Foreign adult victims who agreed to cooperate with an investigation could remain in the country for the duration of court proceedings and work legally; they could apply for permanent residency after the completion of court proceedings. Foreign victims frequently could not return to their countries of origin because they did not possess valid identification or travel documents; in many cases, the traffickers held their original documents. The government offered some immigration relief for potential victims at the end of the previous reporting period by initially extending the registration cards for Venezuelan refugees and migrants through July 2021; however, this was only available for 16,523 individuals previously registered in 2019, not for more numerous recent arrivals. Although the government periodically extended the permits through the end of 2021, it closed the process to new applicants following the original registration period and did not renew the permits, which lapsed in 2022. Authorities said the registration card allowed them to work in the country but not obtain other official documents. The Children Court provided protections for children involved in trafficking cases. Despite progress in court procedures allowing victims to testify remotely without being in the same courtroom as traffickers, many victims eventually preferred to be voluntarily deported rather than wait for a case to be brought to trial, which could take several years. Observers noted victims were often re-traumatized when courts granted bail to alleged traffickers. The anti-trafficking law provided for restitution in trafficking crimes, but courts did not order any restitution during the reporting period. The government established standard operating procedures between the CTU and the Criminal Injuries Compensation Board, which managed the victim compensation program; the procedures were not used due to a lack of convictions. The government trained social workers, NGOs, hotline operators, police, and a private taxi firm on trafficking indicators and screening.

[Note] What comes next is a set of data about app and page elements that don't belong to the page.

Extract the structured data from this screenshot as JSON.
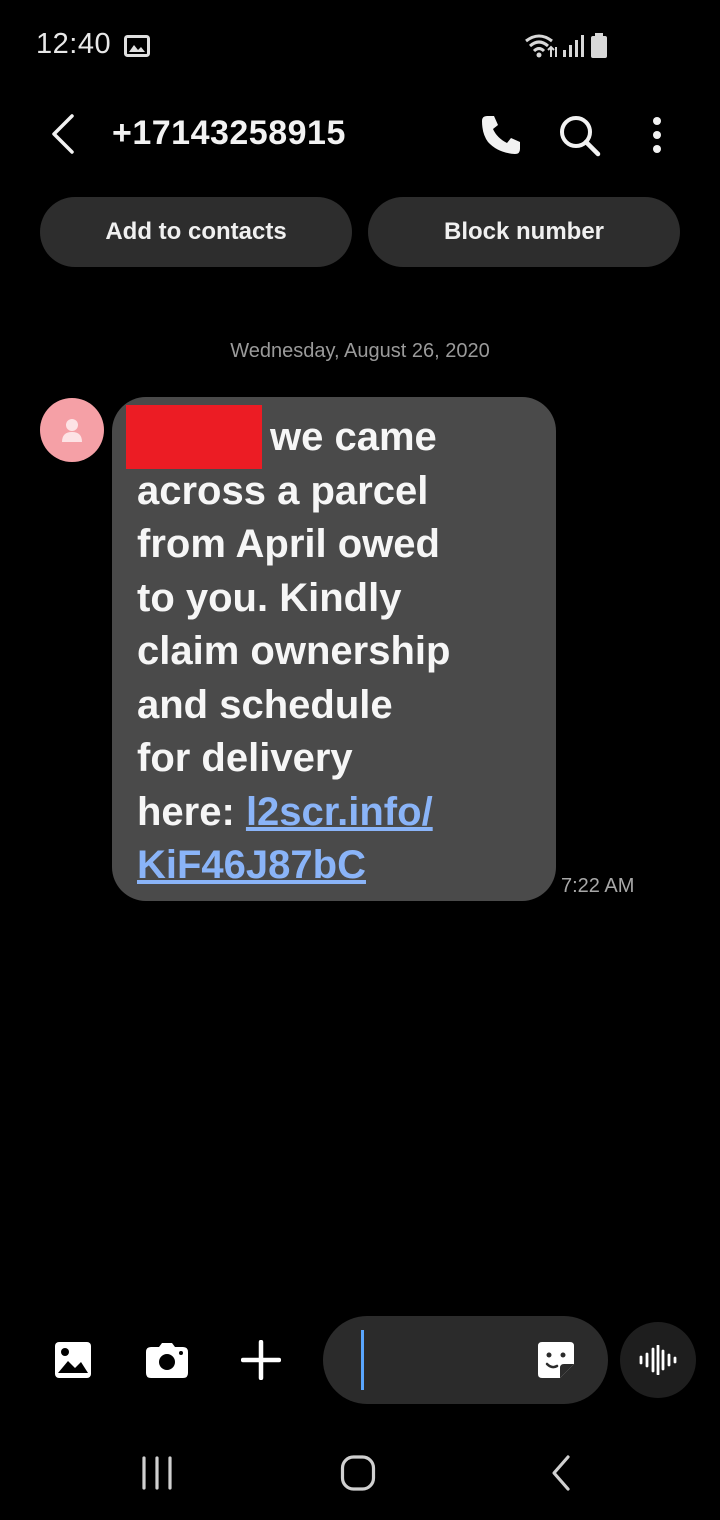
{
  "status_bar": {
    "time": "12:40",
    "icons": [
      "image-notification-icon",
      "wifi-icon",
      "signal-icon",
      "battery-icon"
    ]
  },
  "header": {
    "contact_number": "+17143258915",
    "icons": [
      "back-icon",
      "phone-icon",
      "search-icon",
      "more-vert-icon"
    ]
  },
  "actions": {
    "add_to_contacts": "Add to contacts",
    "block_number": "Block number"
  },
  "conversation": {
    "date_separator": "Wednesday, August 26, 2020",
    "message": {
      "lines": [
        "we came",
        "across a parcel",
        "from April owed",
        "to you. Kindly",
        "claim ownership",
        "and schedule",
        "for delivery"
      ],
      "last_line_prefix": "here: ",
      "link_part1": "l2scr.info/",
      "link_part2": "KiF46J87bC",
      "time": "7:22 AM",
      "redaction_color": "#ec1c24"
    }
  },
  "composer": {
    "icons": [
      "gallery-icon",
      "camera-icon",
      "add-icon",
      "sticker-icon",
      "voice-icon"
    ],
    "input_value": ""
  },
  "nav_bar": {
    "icons": [
      "recents-icon",
      "home-icon",
      "nav-back-icon"
    ]
  },
  "colors": {
    "background": "#000000",
    "bubble": "#4a4a4a",
    "pill": "#2d2d2d",
    "link": "#8ab4f8",
    "caret": "#5aa7ff",
    "avatar": "#f5a0a6"
  }
}
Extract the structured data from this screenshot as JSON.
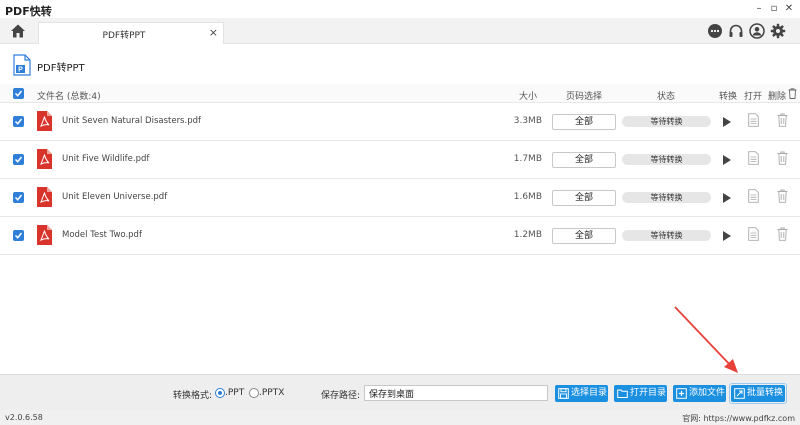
{
  "app": {
    "title": "PDF快转"
  },
  "window_controls": {
    "minimize": "–",
    "maximize": "▫",
    "close": "✕"
  },
  "tab": {
    "title": "PDF转PPT",
    "close": "×"
  },
  "toolbar_icons": [
    "home-icon",
    "chat-icon",
    "headset-icon",
    "user-icon",
    "gear-icon"
  ],
  "header": {
    "title": "PDF转PPT",
    "icon": "ppt-file-icon"
  },
  "columns": {
    "filename": "文件名 (总数:4)",
    "size": "大小",
    "range": "页码选择",
    "status": "状态",
    "convert": "转换",
    "open": "打开",
    "delete": "删除"
  },
  "files": [
    {
      "name": "Unit Seven Natural Disasters.pdf",
      "size": "3.3MB",
      "range": "全部",
      "status": "等待转换",
      "checked": true
    },
    {
      "name": "Unit Five Wildlife.pdf",
      "size": "1.7MB",
      "range": "全部",
      "status": "等待转换",
      "checked": true
    },
    {
      "name": "Unit Eleven Universe.pdf",
      "size": "1.6MB",
      "range": "全部",
      "status": "等待转换",
      "checked": true
    },
    {
      "name": "Model Test Two.pdf",
      "size": "1.2MB",
      "range": "全部",
      "status": "等待转换",
      "checked": true
    }
  ],
  "bottom": {
    "format_label": "转换格式:",
    "format_ppt": ".PPT",
    "format_pptx": ".PPTX",
    "selected_format": ".PPT",
    "path_label": "保存路径:",
    "path_value": "保存到桌面",
    "select_dir": "选择目录",
    "open_dir": "打开目录",
    "add_file": "添加文件",
    "batch_convert": "批量转换"
  },
  "statusbar": {
    "version": "v2.0.6.58",
    "website": "官网:  https://www.pdfkz.com"
  },
  "colors": {
    "accent": "#1b8fe0",
    "checkbox": "#2f7fd9",
    "pdf_red": "#d9342b",
    "arrow": "#e8413a"
  }
}
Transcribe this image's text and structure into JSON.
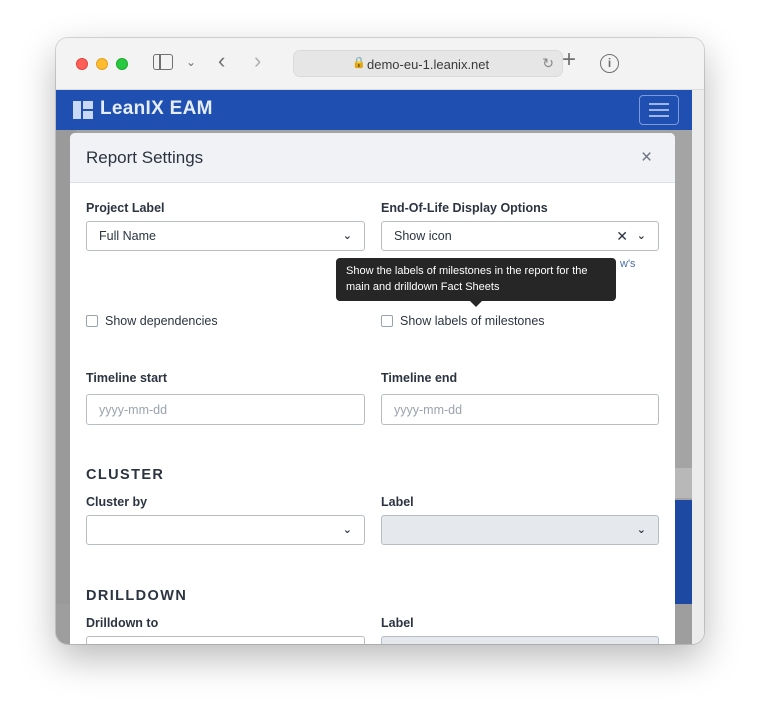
{
  "browser": {
    "url": "demo-eu-1.leanix.net"
  },
  "app": {
    "logo_text": "LeanIX EAM"
  },
  "modal": {
    "title": "Report Settings",
    "close_glyph": "×",
    "project_label": {
      "label": "Project Label",
      "value": "Full Name"
    },
    "eol_display": {
      "label": "End-Of-Life Display Options",
      "value": "Show icon",
      "partial_link_text": "w's"
    },
    "tooltip": "Show the labels of milestones in the report for the main and drilldown Fact Sheets",
    "show_dependencies": "Show dependencies",
    "show_milestone_labels": "Show labels of milestones",
    "timeline_start": {
      "label": "Timeline start",
      "placeholder": "yyyy-mm-dd"
    },
    "timeline_end": {
      "label": "Timeline end",
      "placeholder": "yyyy-mm-dd"
    },
    "cluster": {
      "title": "CLUSTER",
      "cluster_by_label": "Cluster by",
      "label_label": "Label"
    },
    "drilldown": {
      "title": "DRILLDOWN",
      "drilldown_to_label": "Drilldown to",
      "label_label": "Label"
    }
  },
  "icons": {
    "chevron": "⌄",
    "clear": "✕"
  },
  "colors": {
    "app_bar": "#1f4fb0",
    "tooltip_bg": "#262626"
  }
}
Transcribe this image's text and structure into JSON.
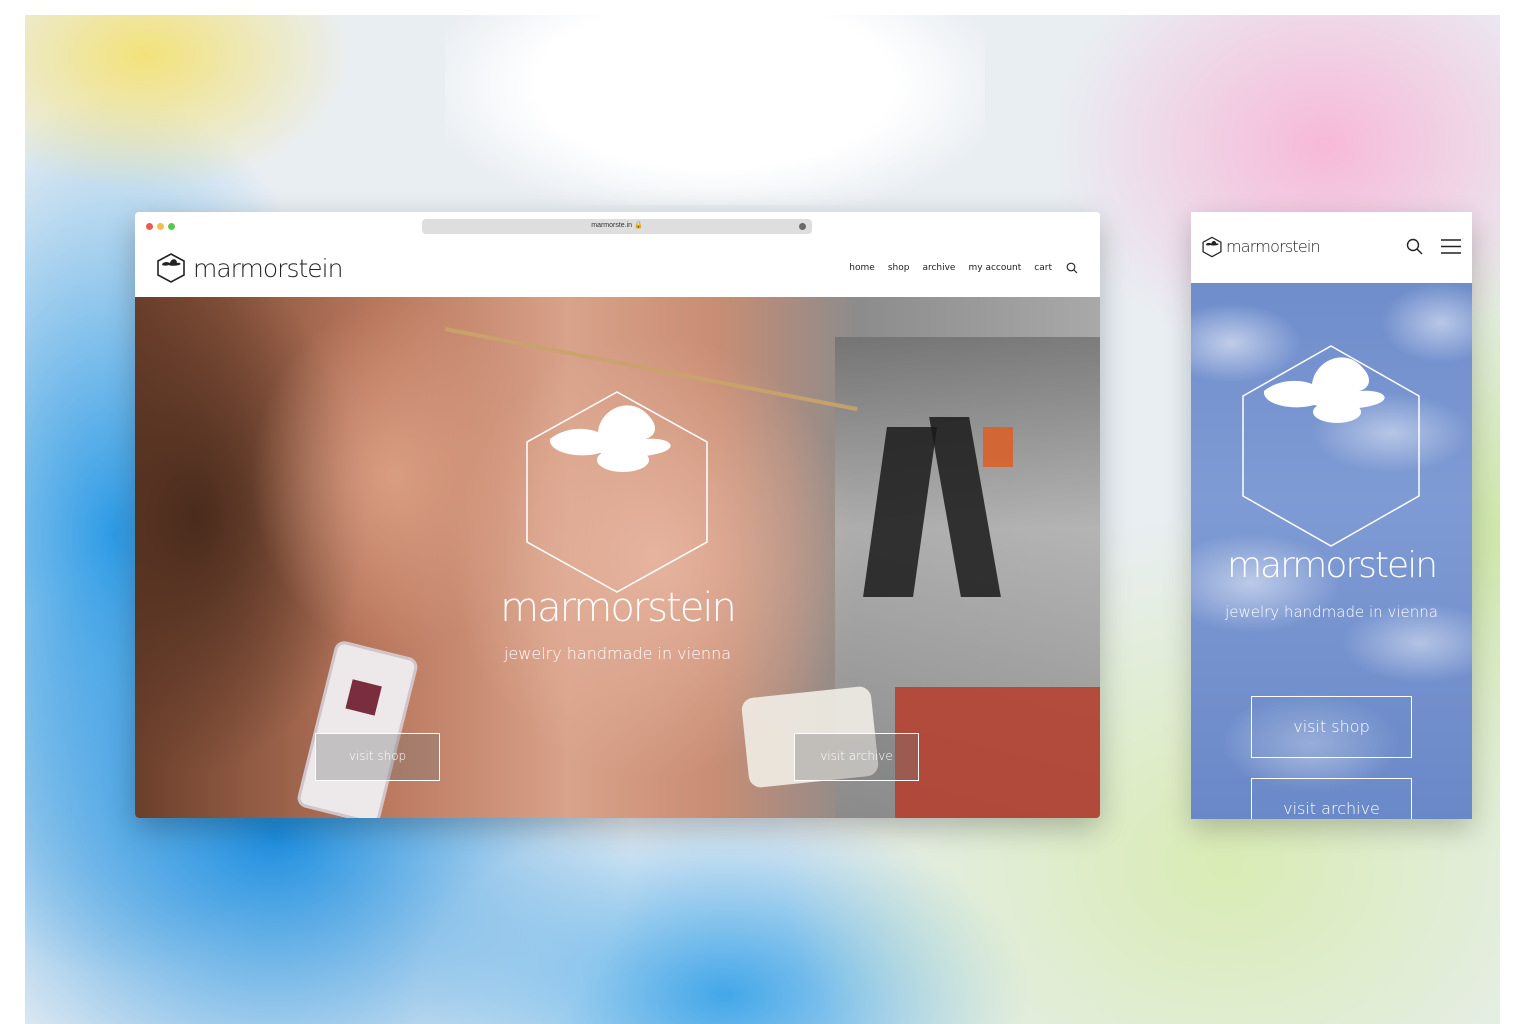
{
  "colors": {
    "accent_white": "#ffffff",
    "mobile_sky": "#7f9bd4",
    "nav_text": "#222222"
  },
  "browser": {
    "url": "marmorste.in 🔒"
  },
  "site": {
    "logo_text": "marmorstein",
    "nav": {
      "home": "home",
      "shop": "shop",
      "archive": "archive",
      "account": "my account",
      "cart": "cart",
      "search_icon": "search-icon"
    },
    "hero": {
      "title": "marmorstein",
      "subtitle": "jewelry handmade in vienna",
      "visit_shop": "visit shop",
      "visit_archive": "visit archive"
    }
  },
  "mobile": {
    "logo_text": "marmorstein",
    "search_icon": "search-icon",
    "menu_icon": "hamburger-menu-icon",
    "hero": {
      "title": "marmorstein",
      "subtitle": "jewelry handmade in vienna",
      "visit_shop": "visit shop",
      "visit_archive": "visit archive"
    }
  }
}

In February 2022, the government published guidelines to reduce second-hand trauma among front-line workers interacting with victims.